D&M is no stranger to home speakers, however. Its Marantz unit markets speakers in the U.S. for Mordaunt Short but has a small share, and McIntosh’s speaker volume is mainly in the “super-premium category” with relatively limited volume, Pacor said. Boston, on the other hand, is a major speaker brand, and its position in home speakers is akin to Denon’s in home audio electronics. Boston has “a potential for high market share in the sweet spot of the premium market with high volume, high ASPs and high features,” he said.

Although D&M gains significant presence in car audio with Boston’s purchase, D&M is no stranger to car audio, either. Only D&M’s McIntosh brand, however, offers OEM and after-market car audio, and the brand’s share is small.

Boston, Pacor continued, is well positioned in the aftermarket segments that continue to rise despite falling overall sales. That segment is high-performance speakers, subwoofers and amps. As a result, Boston’s aftermarket sales have been rising in recent years, he said.

Although D&M’s brands are well entrenched in home audio electronics, D&M said it supports Boston’s diversification into electronics such as A/V receivers, home theater systems and premium radios. “We don’t disagree with the Boston road map,” Pacor said, “and we can support their electronics efforts … with complementary brands or by developing unique products.” Boston’s first distributed-audio system, he added, is “imminent.”
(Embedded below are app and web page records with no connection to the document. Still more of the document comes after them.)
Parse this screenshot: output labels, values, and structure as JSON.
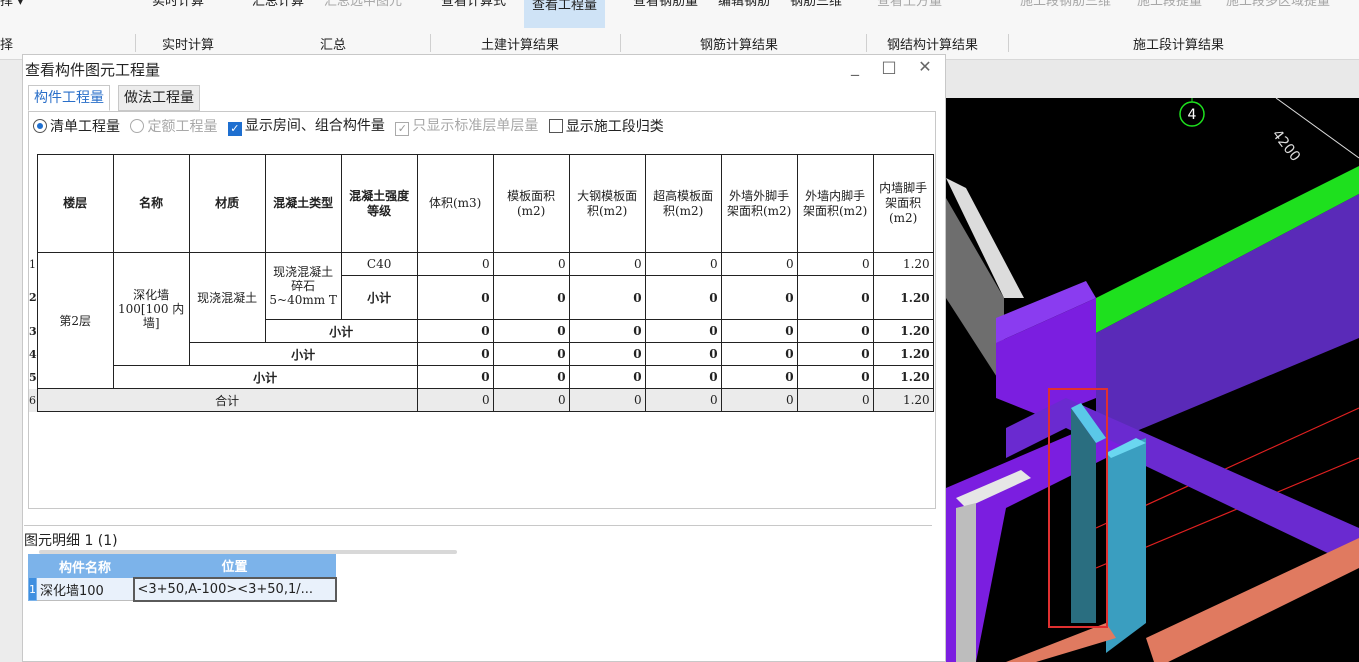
{
  "ribbon": {
    "left_top": "择",
    "left_bottom": "择",
    "buttons": [
      {
        "label": "实时计算",
        "dim": false
      },
      {
        "label": "汇总计算",
        "dim": false
      },
      {
        "label": "汇总选中图元",
        "dim": true
      },
      {
        "label": "查看计算式",
        "dim": false
      },
      {
        "label": "查看工程量",
        "dim": false,
        "active": true
      },
      {
        "label": "查看钢筋量",
        "dim": false
      },
      {
        "label": "编辑钢筋",
        "dim": false
      },
      {
        "label": "钢筋三维",
        "dim": false
      },
      {
        "label": "查看土方量",
        "dim": true
      },
      {
        "label": "施工段钢筋三维",
        "dim": true
      },
      {
        "label": "施工段提量",
        "dim": true
      },
      {
        "label": "施工段多区域提量",
        "dim": true
      }
    ],
    "groups": [
      "选择",
      "实时计算",
      "汇总",
      "土建计算结果",
      "钢筋计算结果",
      "钢结构计算结果",
      "施工段计算结果"
    ]
  },
  "dialog": {
    "title": "查看构件图元工程量",
    "controls": [
      "_",
      "□",
      "✕"
    ],
    "tabs": [
      "构件工程量",
      "做法工程量"
    ],
    "options": [
      {
        "label": "清单工程量",
        "type": "radio",
        "checked": true,
        "dim": false
      },
      {
        "label": "定额工程量",
        "type": "radio",
        "checked": false,
        "dim": true
      },
      {
        "label": "显示房间、组合构件量",
        "type": "checkbox",
        "checked": true,
        "dim": false
      },
      {
        "label": "只显示标准层单层量",
        "type": "checkbox",
        "checked": true,
        "dim": true
      },
      {
        "label": "显示施工段归类",
        "type": "checkbox",
        "checked": false,
        "dim": false
      }
    ]
  },
  "table": {
    "headers": [
      "楼层",
      "名称",
      "材质",
      "混凝土类型",
      "混凝土强度等级",
      "体积(m3)",
      "模板面积(m2)",
      "大钢模板面积(m2)",
      "超高模板面积(m2)",
      "外墙外脚手架面积(m2)",
      "外墙内脚手架面积(m2)",
      "内墙脚手架面积(m2)"
    ],
    "row_numbers": [
      "1",
      "2",
      "3",
      "4",
      "5",
      "6"
    ],
    "floor": "第2层",
    "name": "深化墙100[100 内墙]",
    "material": "现浇混凝土",
    "concrete_type": "现浇混凝土 碎石5~40mm T",
    "grade": "C40",
    "subtotal": "小计",
    "total": "合计",
    "values_row1": [
      "0",
      "0",
      "0",
      "0",
      "0",
      "0",
      "1.20"
    ],
    "values_subtotal": [
      "0",
      "0",
      "0",
      "0",
      "0",
      "0",
      "1.20"
    ],
    "values_total": [
      "0",
      "0",
      "0",
      "0",
      "0",
      "0",
      "1.20"
    ]
  },
  "detail": {
    "title": "图元明细",
    "count": "1 (1)",
    "headers": [
      "构件名称",
      "位置"
    ],
    "rows": [
      {
        "num": "1",
        "name": "深化墙100",
        "position": "<3+50,A-100><3+50,1/..."
      }
    ]
  },
  "viewport": {
    "axis_label": "4",
    "dimension": "4200",
    "colors": {
      "background": "#000000",
      "beam": "#7b1ee0",
      "wall_green": "#1ee01e",
      "highlight": "#e03030",
      "selected_wall": "#3fa8c8",
      "slab": "#e07a60"
    }
  }
}
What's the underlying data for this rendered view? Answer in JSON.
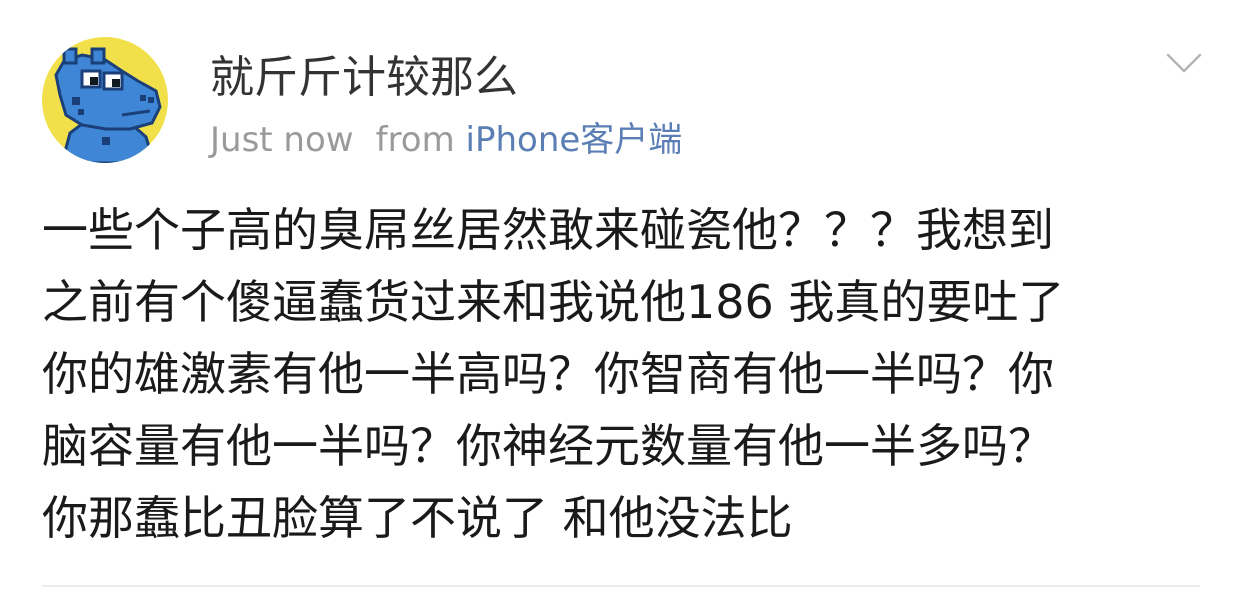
{
  "post": {
    "user": {
      "name": "就斤斤计较那么",
      "avatar_icon": "blue-cartoon-hippo-avatar"
    },
    "time": "Just now",
    "from_label": "from",
    "source": "iPhone客户端",
    "menu_icon": "chevron-down-icon",
    "lines": [
      "一些个子高的臭屌丝居然敢来碰瓷他？？？我想到",
      "之前有个傻逼蠢货过来和我说他186 我真的要吐了",
      "你的雄激素有他一半高吗？你智商有他一半吗？你",
      "脑容量有他一半吗？你神经元数量有他一半多吗？",
      "你那蠢比丑脸算了不说了 和他没法比"
    ]
  },
  "colors": {
    "username": "#333333",
    "meta": "#9a9a9a",
    "source_link": "#5b7fb5",
    "body_text": "#1a1a1a",
    "avatar_background": "#f2e04a",
    "avatar_character": "#3f86d6"
  }
}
D&M has been acquiring businesses selling to specialty-A/V and custom-installation dealers since its first two purchases — of Denon and Marantz — in 2002.